We have repeatedly been told how important the protection of the ‘most vulnerable’ is, to the extent that the cost of doing so was not even considered. It was deemed so important that we were prepared to shut down society, put people into enforced isolation, close schools and greatly damage the education of children and young adults, ignore long term health issues, and destroy businesses and jobs. Ironically the forseeable loss of life expectancy because of the cost of COVID policies may make free social care more affordable.
The largest cost of providing this service will be staffing, and a stumbling block seems to be that we have an inability to perceive that carers should be paid a living wage, many work for sub living wage and Councils’ subcontracting to the cheapest providers will predetermine poor working conditions and derisory pay for this work force. The Office of National Statistics identified early on in the pandemic that there was no disproportional representation of NHS workers within COVID death numbers, but carers and other frontline key-workers were disproportionally represented in mortality figures. This again leads to disproportionate mortality figures in BAME communities who are overly represented in the care workforce.

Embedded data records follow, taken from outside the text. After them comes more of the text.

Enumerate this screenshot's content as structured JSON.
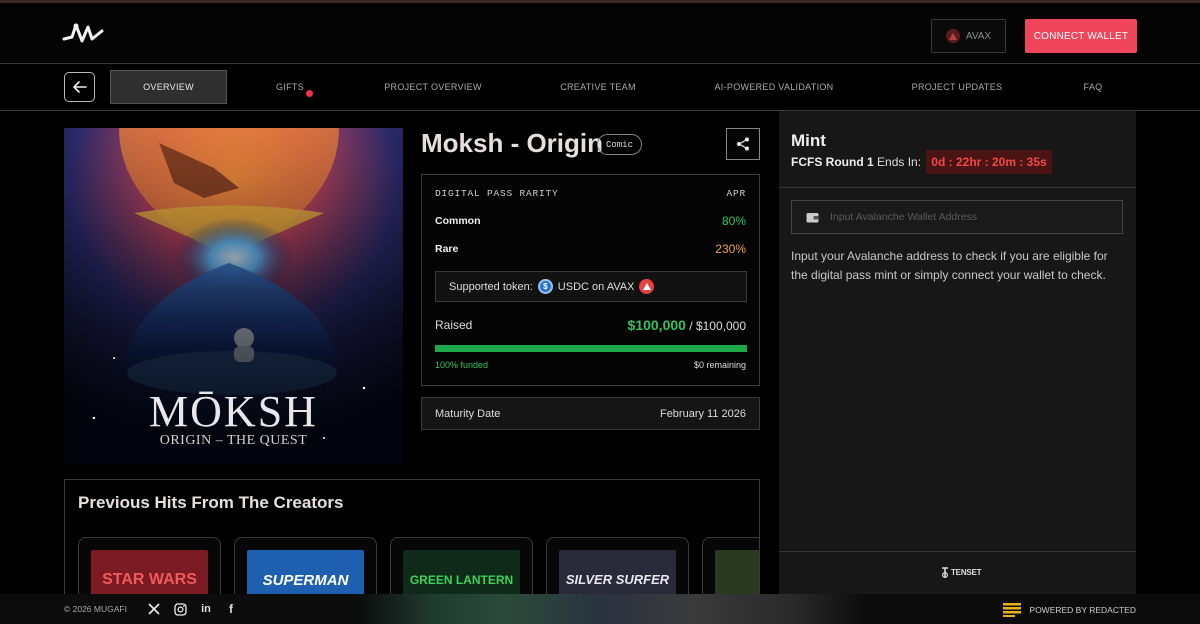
{
  "header": {
    "network_label": "AVAX",
    "connect_label": "CONNECT WALLET"
  },
  "nav": {
    "tabs": [
      {
        "label": "OVERVIEW",
        "active": true
      },
      {
        "label": "GIFTS",
        "badge": true
      },
      {
        "label": "PROJECT OVERVIEW"
      },
      {
        "label": "CREATIVE TEAM"
      },
      {
        "label": "AI-POWERED VALIDATION"
      },
      {
        "label": "PROJECT UPDATES"
      },
      {
        "label": "FAQ"
      }
    ]
  },
  "cover": {
    "title": "MŌKSH",
    "subtitle": "ORIGIN – THE QUEST"
  },
  "project": {
    "title": "Moksh - Origin",
    "tag": "Comic"
  },
  "rarity": {
    "header_left": "DIGITAL PASS RARITY",
    "header_right": "APR",
    "rows": [
      {
        "label": "Common",
        "value": "80%",
        "color": "#35c25c"
      },
      {
        "label": "Rare",
        "value": "230%",
        "color": "#f0a050"
      }
    ],
    "token_prefix": "Supported token:",
    "token_name": "USDC on AVAX",
    "raised_label": "Raised",
    "raised_amount": "$100,000",
    "raised_total": "/ $100,000",
    "progress": 1.0,
    "funded_text": "100% funded",
    "remaining_text": "$0 remaining"
  },
  "maturity": {
    "label": "Maturity Date",
    "value": "February 11 2026"
  },
  "previous_hits": {
    "title": "Previous Hits From The Creators",
    "items": [
      {
        "text": "STAR WARS",
        "bg": "#7a1a22",
        "fg": "#f05a5a"
      },
      {
        "text": "SUPERMAN",
        "bg": "#1f5fb0",
        "fg": "#ffffff"
      },
      {
        "text": "GREEN LANTERN",
        "bg": "#0f2a18",
        "fg": "#3fd05a"
      },
      {
        "text": "SILVER SURFER",
        "bg": "#2a2a3a",
        "fg": "#e8e8f0"
      },
      {
        "text": "",
        "bg": "#2a3a20",
        "fg": "#e8e8f0"
      }
    ]
  },
  "mint": {
    "title": "Mint",
    "round_label": "FCFS Round 1",
    "ends_label": "Ends In:",
    "countdown": "0d : 22hr : 20m : 35s",
    "input_placeholder": "Input Avalanche Wallet Address",
    "description": "Input your Avalanche address to check if you are eligible for the digital pass mint or simply connect your wallet to check.",
    "partner": "TENSET"
  },
  "footer": {
    "copyright": "© 2026 MUGAFI",
    "powered": "POWERED BY REDACTED",
    "social_icons": [
      "x-icon",
      "instagram-icon",
      "linkedin-icon",
      "facebook-icon"
    ]
  }
}
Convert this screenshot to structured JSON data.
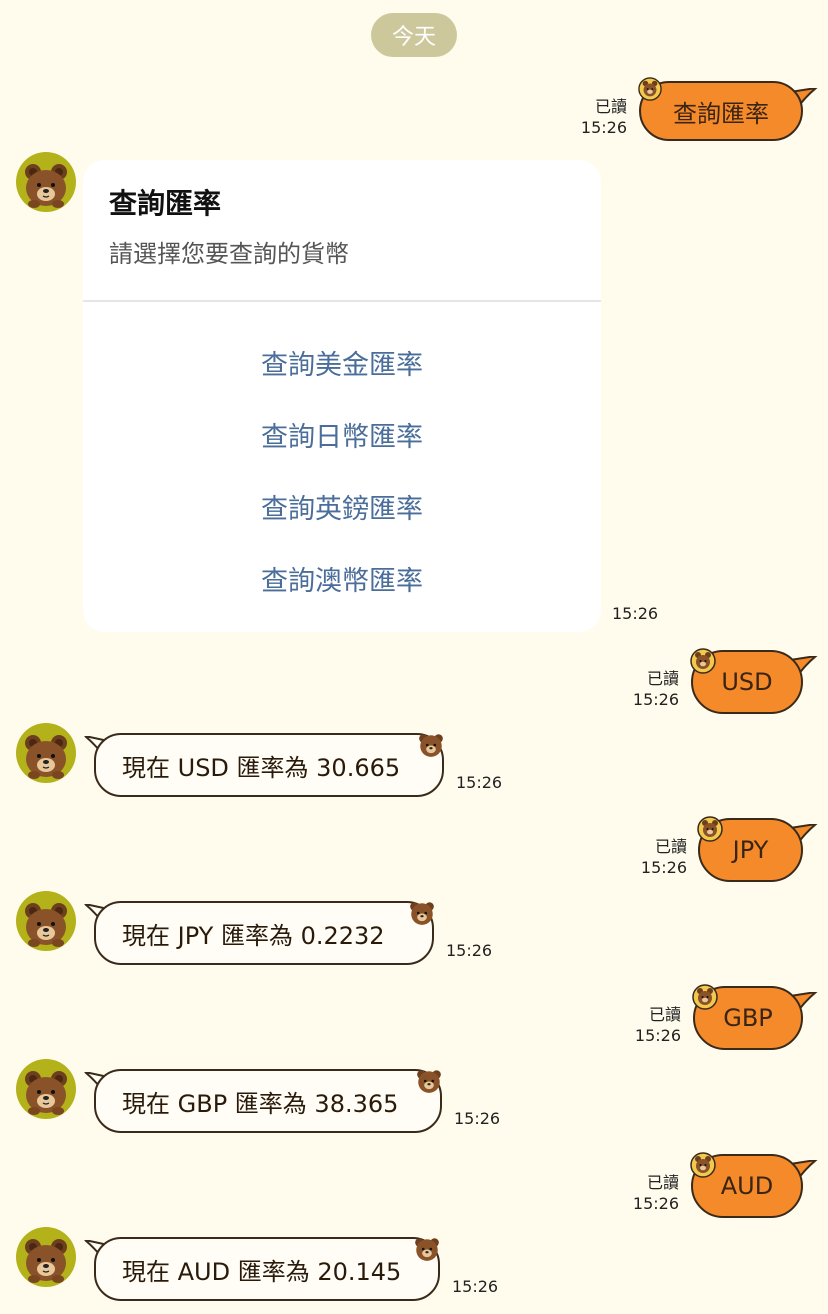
{
  "date_label": "今天",
  "read_label": "已讀",
  "time": "15:26",
  "card": {
    "title": "查詢匯率",
    "subtitle": "請選擇您要查詢的貨幣",
    "actions": [
      "查詢美金匯率",
      "查詢日幣匯率",
      "查詢英鎊匯率",
      "查詢澳幣匯率"
    ]
  },
  "messages": [
    {
      "from": "user",
      "text": "查詢匯率"
    },
    {
      "from": "user",
      "text": "USD"
    },
    {
      "from": "bot",
      "text": "現在 USD 匯率為 30.665"
    },
    {
      "from": "user",
      "text": "JPY"
    },
    {
      "from": "bot",
      "text": "現在 JPY 匯率為 0.2232"
    },
    {
      "from": "user",
      "text": "GBP"
    },
    {
      "from": "bot",
      "text": "現在 GBP 匯率為 38.365"
    },
    {
      "from": "user",
      "text": "AUD"
    },
    {
      "from": "bot",
      "text": "現在 AUD 匯率為 20.145"
    }
  ],
  "colors": {
    "background": "#fffcee",
    "user_bubble": "#f58a2a",
    "bot_bubble": "#fffdf5",
    "outline": "#3a2a1a",
    "action_link": "#4a6d9a",
    "avatar_bg": "#b4b21a"
  },
  "icons": {
    "avatar": "brown-bear-avatar-icon",
    "sticker": "brown-bear-sticker-icon"
  }
}
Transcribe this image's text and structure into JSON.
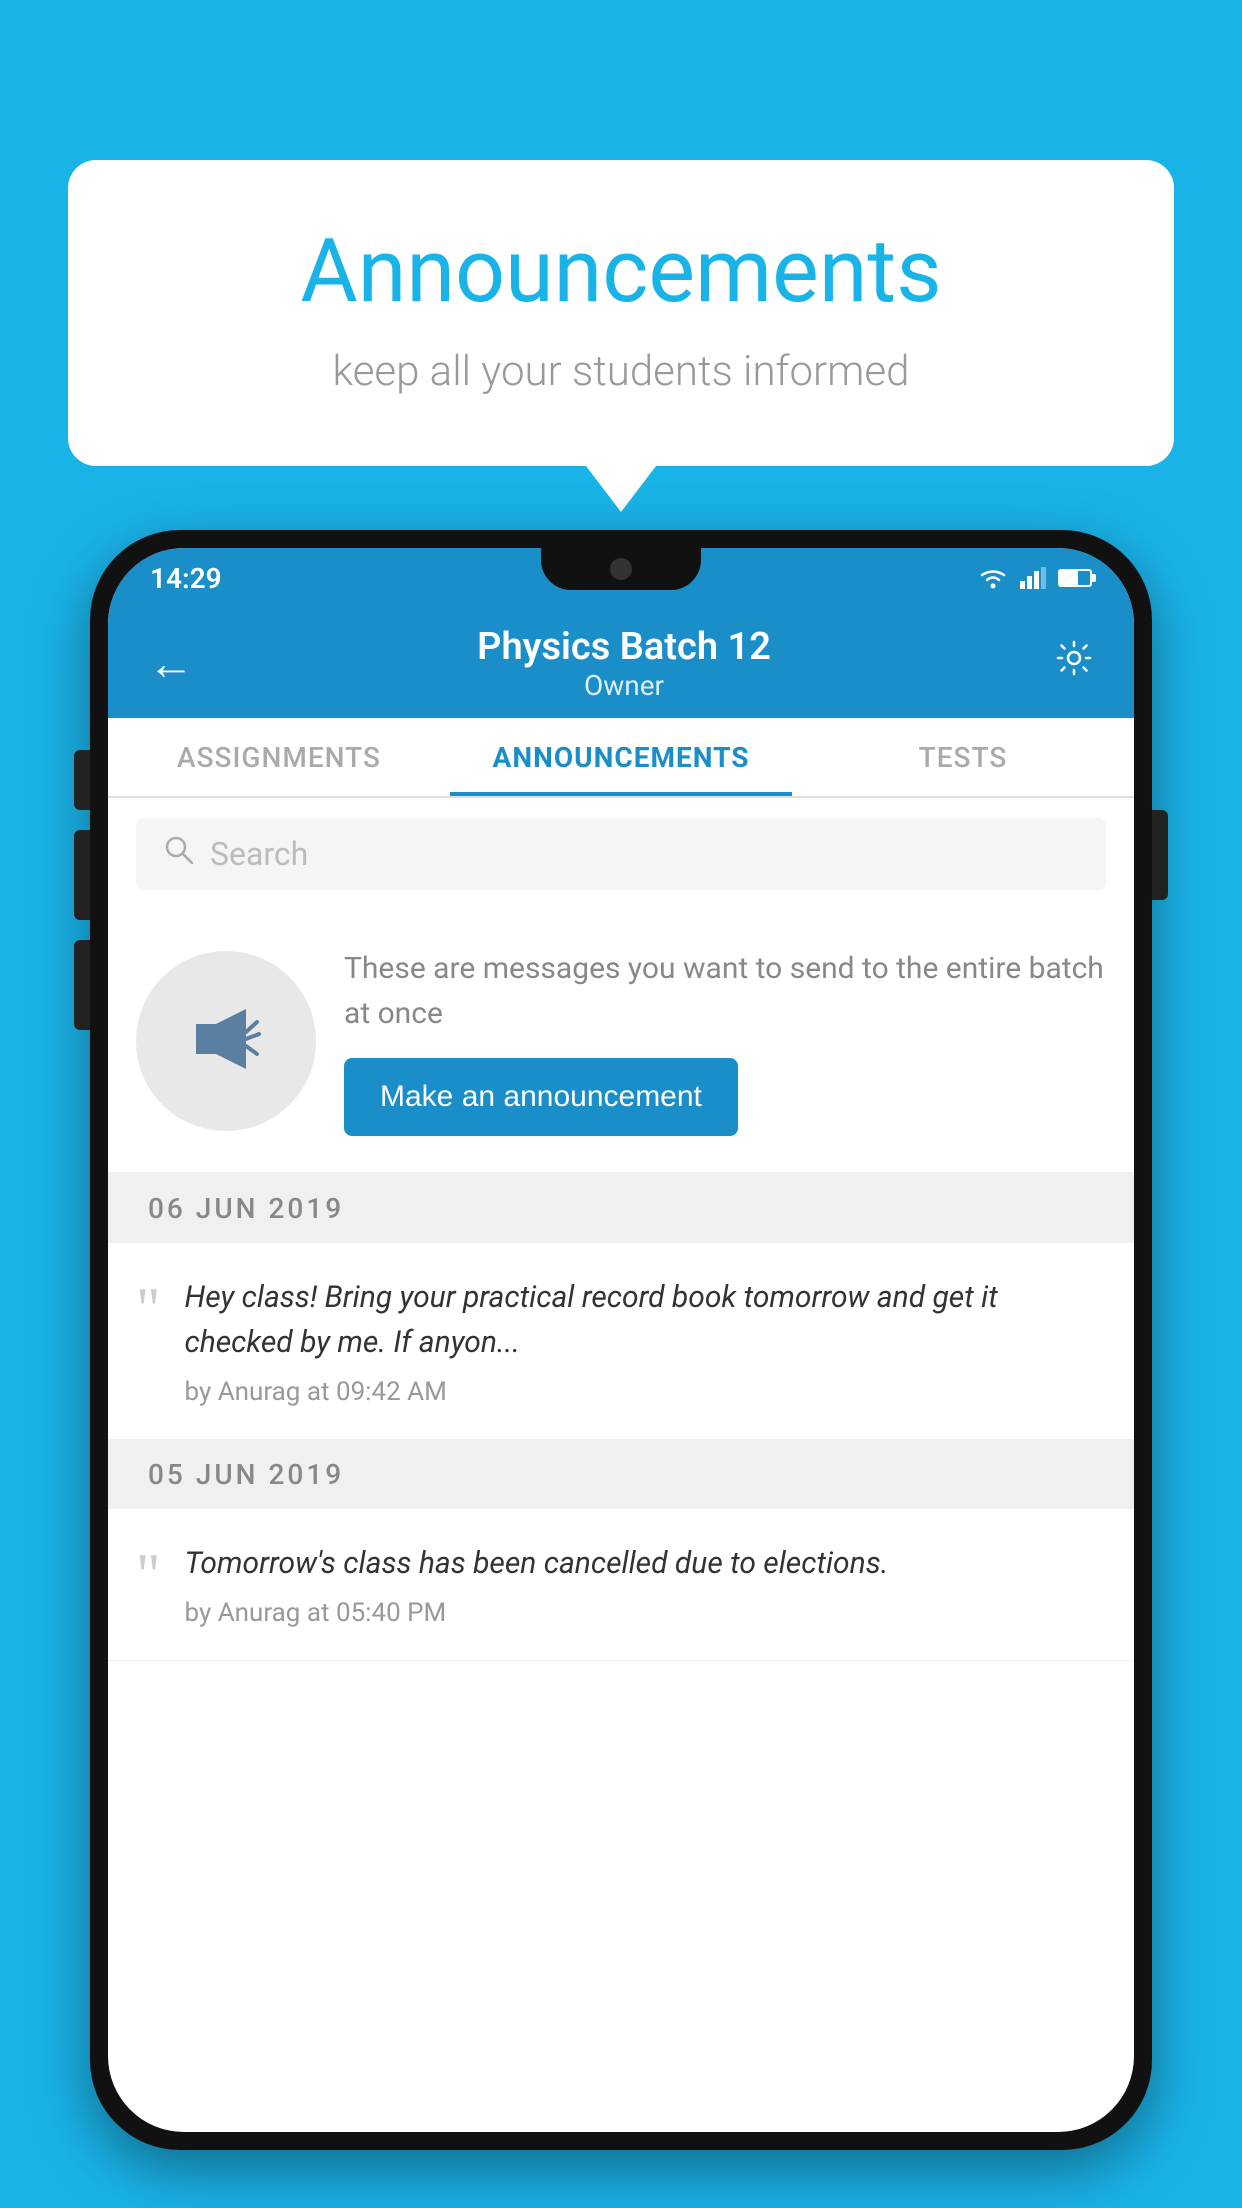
{
  "background_color": "#1ab3e8",
  "speech_bubble": {
    "title": "Announcements",
    "subtitle": "keep all your students informed"
  },
  "phone": {
    "status_bar": {
      "time": "14:29"
    },
    "header": {
      "title": "Physics Batch 12",
      "subtitle": "Owner",
      "back_label": "←",
      "settings_label": "⚙"
    },
    "tabs": [
      {
        "label": "ASSIGNMENTS",
        "active": false
      },
      {
        "label": "ANNOUNCEMENTS",
        "active": true
      },
      {
        "label": "TESTS",
        "active": false
      }
    ],
    "search": {
      "placeholder": "Search"
    },
    "promo": {
      "description": "These are messages you want to send to the entire batch at once",
      "button_label": "Make an announcement"
    },
    "announcements": [
      {
        "date": "06  JUN  2019",
        "text": "Hey class! Bring your practical record book tomorrow and get it checked by me. If anyon...",
        "meta": "by Anurag at 09:42 AM"
      },
      {
        "date": "05  JUN  2019",
        "text": "Tomorrow's class has been cancelled due to elections.",
        "meta": "by Anurag at 05:40 PM"
      }
    ]
  }
}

A key problem seems to be perception: why is it that people are so invested in the NHS, people protest for our doctors and nurses, throughout the pandemic they have been provided with care packages, respite, vouchers for discounts, yet for people working in care there is nothing – In my own example my local cafe offers free drinks for NHS workers, yet nothing to other ‘key’ workers. Particularly with care workers, they seem to be viewed as an underclass – we do not like to think about care, possibly because how we treat our most vulnerable reflects on us as people, and particularly with the level of care which we give to the most vulnerable in this country – we should be ashamed.

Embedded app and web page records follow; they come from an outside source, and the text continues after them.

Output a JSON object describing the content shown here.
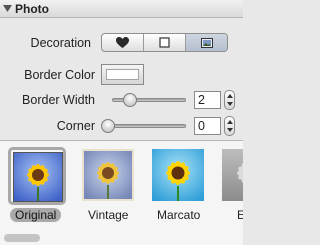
{
  "header": {
    "title": "Photo",
    "expanded": true
  },
  "decoration": {
    "label": "Decoration",
    "segments": [
      {
        "icon": "heart-icon",
        "selected": false
      },
      {
        "icon": "square-frame-icon",
        "selected": false
      },
      {
        "icon": "photo-frame-icon",
        "selected": true
      }
    ]
  },
  "border_color": {
    "label": "Border Color",
    "value": "#ffffff"
  },
  "border_width": {
    "label": "Border Width",
    "value": "2",
    "slider_fraction": 0.2
  },
  "corner": {
    "label": "Corner",
    "value": "0",
    "slider_fraction": 0
  },
  "gallery": {
    "items": [
      {
        "caption": "Original",
        "selected": true
      },
      {
        "caption": "Vintage",
        "selected": false
      },
      {
        "caption": "Marcato",
        "selected": false
      },
      {
        "caption": "E",
        "selected": false
      }
    ]
  },
  "colors": {
    "selected_segment": "#c0c8d6",
    "thumb_sky": "#6f8fd8",
    "petal": "#ffcc00"
  }
}
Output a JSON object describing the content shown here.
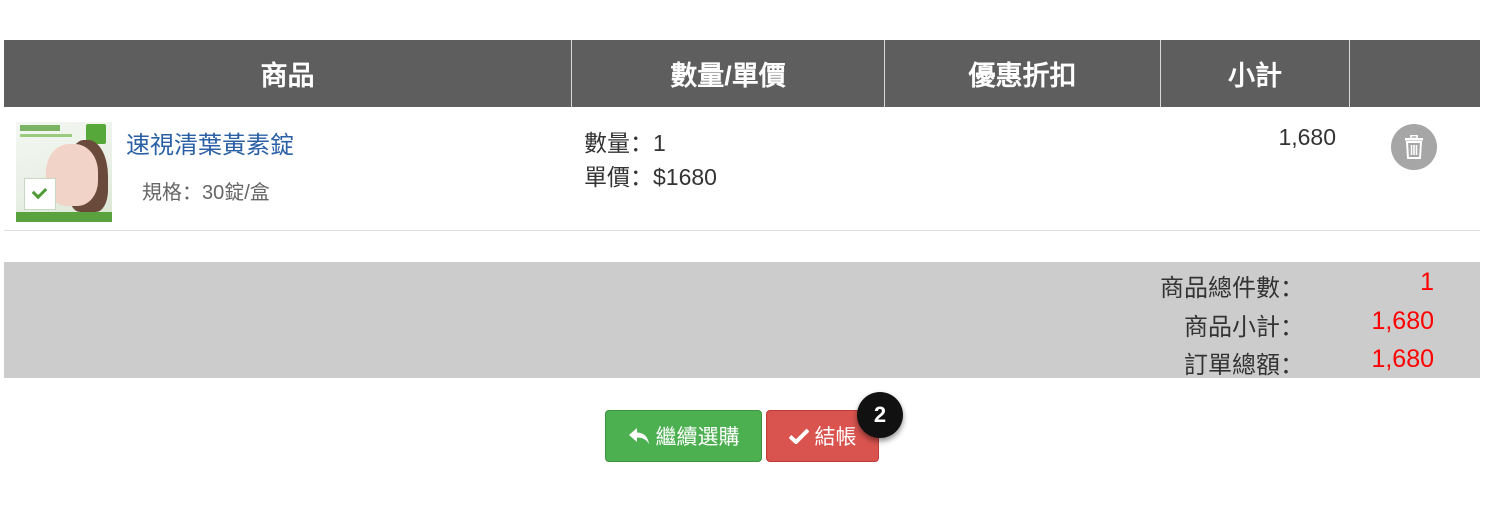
{
  "table": {
    "headers": [
      "商品",
      "數量/單價",
      "優惠折扣",
      "小計",
      ""
    ]
  },
  "cart": {
    "items": [
      {
        "name": "速視清葉黃素錠",
        "spec_label": "規格：",
        "spec_value": "30錠/盒",
        "quantity": "數量：1",
        "unit_price": "單價：$1680",
        "discount": "",
        "subtotal": "1,680",
        "delete_icon": "trash-icon"
      }
    ]
  },
  "summary": {
    "total_items_label": "商品總件數：",
    "total_items_value": "1",
    "subtotal_label": "商品小計：",
    "subtotal_value": "1,680",
    "order_total_label": "訂單總額：",
    "order_total_value": "1,680"
  },
  "buttons": {
    "continue_label": "繼續選購",
    "continue_icon": "reply-arrow-icon",
    "checkout_label": "結帳",
    "checkout_icon": "check-icon"
  },
  "annotation": {
    "marker_number": "2"
  },
  "colors": {
    "header_bg": "#5e5e5e",
    "link": "#2a5fa6",
    "summary_bg": "#cccccc",
    "summary_value": "#ff0000",
    "continue_btn": "#4caf50",
    "checkout_btn": "#d9534f"
  }
}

As a care worker, I have worked throughout the pandemic, when other services, NHS – GPs, physiotherapists, occupational health, etc etc; were ‘unable’ to attend to patients we carried on. Our – usually decent – PPE was taken away and given to the NHS, we used food preparation gloves, plastic aprons, and eventually paper facemasks – we were given one per 7-10 hour shift. On one shift I was administering CPR to a client who had suffered a seizure, my fellow carer and I were wearing plastic aprons, gloves and paper masks, then two ambulances with four paramedics arrived to take over, they were dressed in hazmat suits and wearing breathing equipment. One of the paramedics said it was amazing how we had carried on working through the pandemic and gave us the spare face masks he had on his ambulance. We carried on working throughout the pandemic, you can’t stop washing people, changing their nappies, feeding them, but the other services could. So what is essential – what is most important?

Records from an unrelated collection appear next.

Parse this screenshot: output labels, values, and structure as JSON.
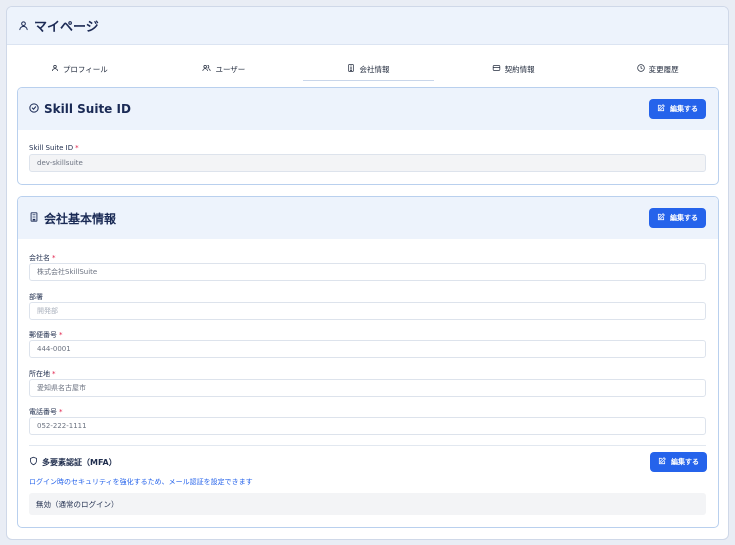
{
  "header": {
    "title": "マイページ"
  },
  "tabs": [
    {
      "label": "プロフィール"
    },
    {
      "label": "ユーザー"
    },
    {
      "label": "会社情報"
    },
    {
      "label": "契約情報"
    },
    {
      "label": "変更履歴"
    }
  ],
  "skill_suite": {
    "title": "Skill Suite ID",
    "edit_label": "編集する",
    "field_label": "Skill Suite ID",
    "required": "*",
    "value": "dev-skillsuite"
  },
  "company": {
    "title": "会社基本情報",
    "edit_label": "編集する",
    "fields": [
      {
        "label": "会社名",
        "required": "*",
        "value": "株式会社SkillSuite"
      },
      {
        "label": "部署",
        "required": "",
        "placeholder": "開発部"
      },
      {
        "label": "郵便番号",
        "required": "*",
        "value": "444-0001"
      },
      {
        "label": "所在地",
        "required": "*",
        "value": "愛知県名古屋市"
      },
      {
        "label": "電話番号",
        "required": "*",
        "value": "052-222-1111"
      }
    ]
  },
  "mfa": {
    "title": "多要素認証（MFA）",
    "edit_label": "編集する",
    "description": "ログイン時のセキュリティを強化するため、メール認証を設定できます",
    "status": "無効（通常のログイン）"
  },
  "colors": {
    "accent": "#2563eb",
    "header_bg": "#edf3fc",
    "required": "#e11d48"
  }
}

Care is holistic, why do we perceive the care someone is given in hospital as more important than that given to them either at home or in care home? Both are equally important.
The opportunity: On a patient needing to return home from hospital they are assessed by a care team and carers are put in place, because it is all under one umbrella and there are no questions about funding, carers are employed by the NHS and an appropriate care package can be put in place. Carers do not have to be paid by hours of care performed, and are paid working wages with all benefits of other NHS employees; meaning they and the work they do is properly respected.
With no issues about the funding or sourcing of care packages the system of people going home or into care facilities becomes seamless, meaning that if a pandemic should occur again, the bed blocking issue will not exist.
Repeatedly government commissions have recommended that the two services are made seamless again, and government ministers have rejected the recommendations. If we insist that the reason for the Lockdowns and handling the pandemic in the way we have is because we are so insistent on protecting the vulnerable – at any cost- we need to make this an absolute imperative.
If it is so important to take care of our most vulnerable and not let them die from COVID 19, then we should not be prepared to allow them die from neglect.